The reason that you get slip at even the smallest forces results not from the fact that the tire is slipping against the ground, but that the tire is elastic. There is no way to completely eliminate slip with an elastic tire. Let's see why this is.
To measure the slip, lets put twenty little green splotches of die evenly spaced on the circumference of the tire, as shown in the following figure:
Now if this tire is rolled along the ground with no tangential force between the tire and the ground, we expect the pattern left on the ground to look like this:
where the spacing between the marks on the ground is the same as the spacing of the marks along the circumference of the tire. Now we know that since there are twenty splotches along the circumference of the tire, the distance separating twenty (well twenty-one, technically) splotches on the ground corresponds to the distance the car travelled in one revolution of the tire. Since the spacing of the splotches on the ground is equal to the spacing along the circumference of the tire, we see that distance the car travels in one revolution of the tire is indeed one circumference of the wheel. Thus there is no slipping when there is not tangential force between the tires and the ground.
Now imagine there is a tangential force between the tire and the ground (as will inevitably happen due to air resistance). What happens to the tires? Well the road is providing a force on the tire. This will cause the tire to deform and the bottom of the tire you will get scrunched up in the direction of the force. This is shown (exaggerated) in the figure below:
As the wheel rolls forward (to the right), the scrunched up parts will leave their mark on the ground. This means that our little green splotches in this case are twice as close together, as shown below:
When the tire makes a full revolution, it must leave twenty splotches on the ground. On the other hand, these splotches have only half the separation that they did before. Thus the car only moves forward by half of a tire circumference when the wheels rotate once. Therefore, we conclude that the wheel has slipped.
Since there will always be some scrunching given a non-zero tangent force, you will always get slip for a nonzero tangent force.
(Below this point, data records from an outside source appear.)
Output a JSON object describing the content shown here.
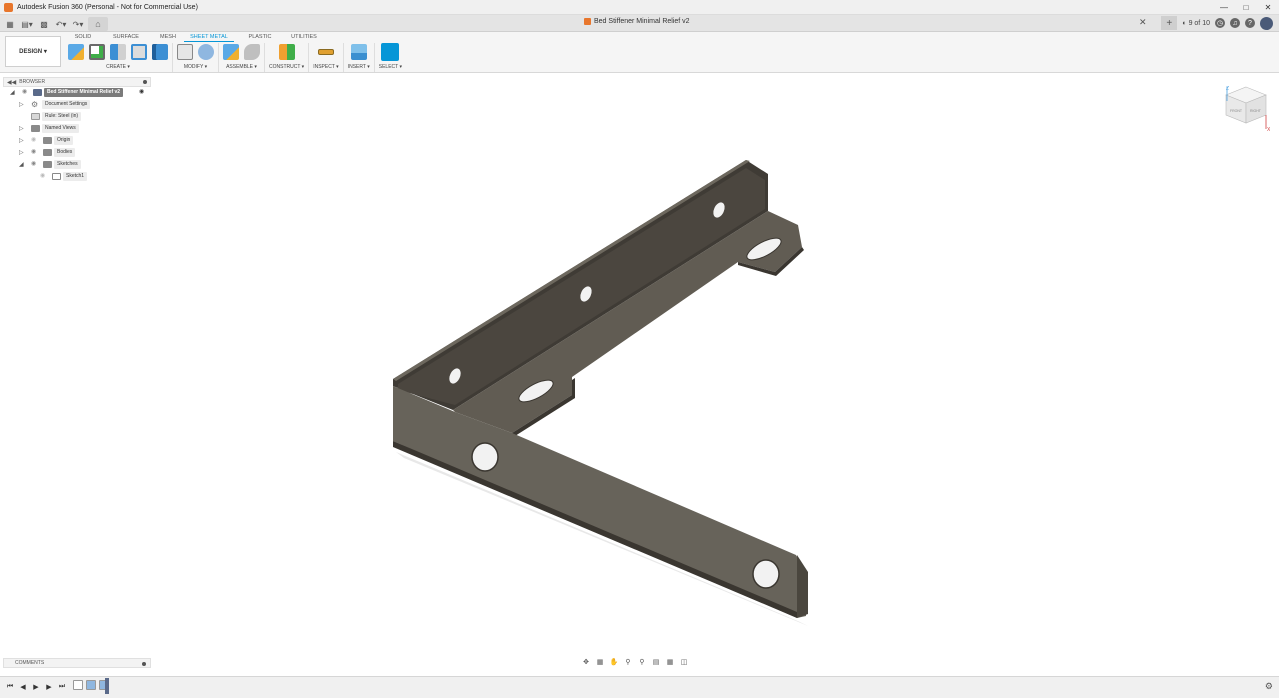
{
  "app": {
    "window_title": "Autodesk Fusion 360 (Personal - Not for Commercial Use)",
    "document_title": "Bed Stiffener Minimal Relief v2",
    "job_status": "9 of 10"
  },
  "toolbar": {
    "workspace": "DESIGN",
    "tabs": [
      {
        "label": "SOLID",
        "active": false
      },
      {
        "label": "SURFACE",
        "active": false
      },
      {
        "label": "MESH",
        "active": false
      },
      {
        "label": "SHEET METAL",
        "active": true
      },
      {
        "label": "PLASTIC",
        "active": false
      },
      {
        "label": "UTILITIES",
        "active": false
      }
    ],
    "groups": [
      {
        "label": "CREATE ▾",
        "icons": [
          "new-component-icon",
          "create-sketch-icon",
          "flange-icon",
          "sheet-metal-rules-icon",
          "extrude-icon"
        ]
      },
      {
        "label": "MODIFY ▾",
        "icons": [
          "unfold-icon",
          "press-pull-icon"
        ]
      },
      {
        "label": "ASSEMBLE ▾",
        "icons": [
          "new-component-icon",
          "joint-icon"
        ]
      },
      {
        "label": "CONSTRUCT ▾",
        "icons": [
          "offset-plane-icon"
        ]
      },
      {
        "label": "INSPECT ▾",
        "icons": [
          "measure-icon"
        ]
      },
      {
        "label": "INSERT ▾",
        "icons": [
          "insert-image-icon"
        ]
      },
      {
        "label": "SELECT ▾",
        "icons": [
          "select-icon"
        ]
      }
    ]
  },
  "browser": {
    "title": "BROWSER",
    "items": [
      {
        "label": "Bed Stiffener Minimal Relief v2",
        "level": 0,
        "icon": "document-icon",
        "selected": true
      },
      {
        "label": "Document Settings",
        "level": 1,
        "icon": "gear-icon",
        "selected": false
      },
      {
        "label": "Rule: Steel (in)",
        "level": 1,
        "icon": "sheet-metal-rule-icon",
        "selected": false
      },
      {
        "label": "Named Views",
        "level": 1,
        "icon": "folder-icon",
        "selected": false
      },
      {
        "label": "Origin",
        "level": 1,
        "icon": "folder-icon",
        "selected": false
      },
      {
        "label": "Bodies",
        "level": 1,
        "icon": "folder-icon",
        "selected": false
      },
      {
        "label": "Sketches",
        "level": 1,
        "icon": "folder-icon",
        "selected": false
      },
      {
        "label": "Sketch1",
        "level": 2,
        "icon": "sketch-icon",
        "selected": false
      }
    ]
  },
  "comments": {
    "title": "COMMENTS"
  },
  "viewcube": {
    "axis_z": "Z",
    "axis_x": "X",
    "face_front": "FRONT",
    "face_right": "RIGHT"
  },
  "colors": {
    "accent": "#0696d7",
    "part": "#5e5a52",
    "selection": "#7b7b7b"
  }
}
Now for high enough slip ratios, the wheel will actually slide across the pavement, but until you get to the this point, static friction is still in play, so the car is accelerating from static friction.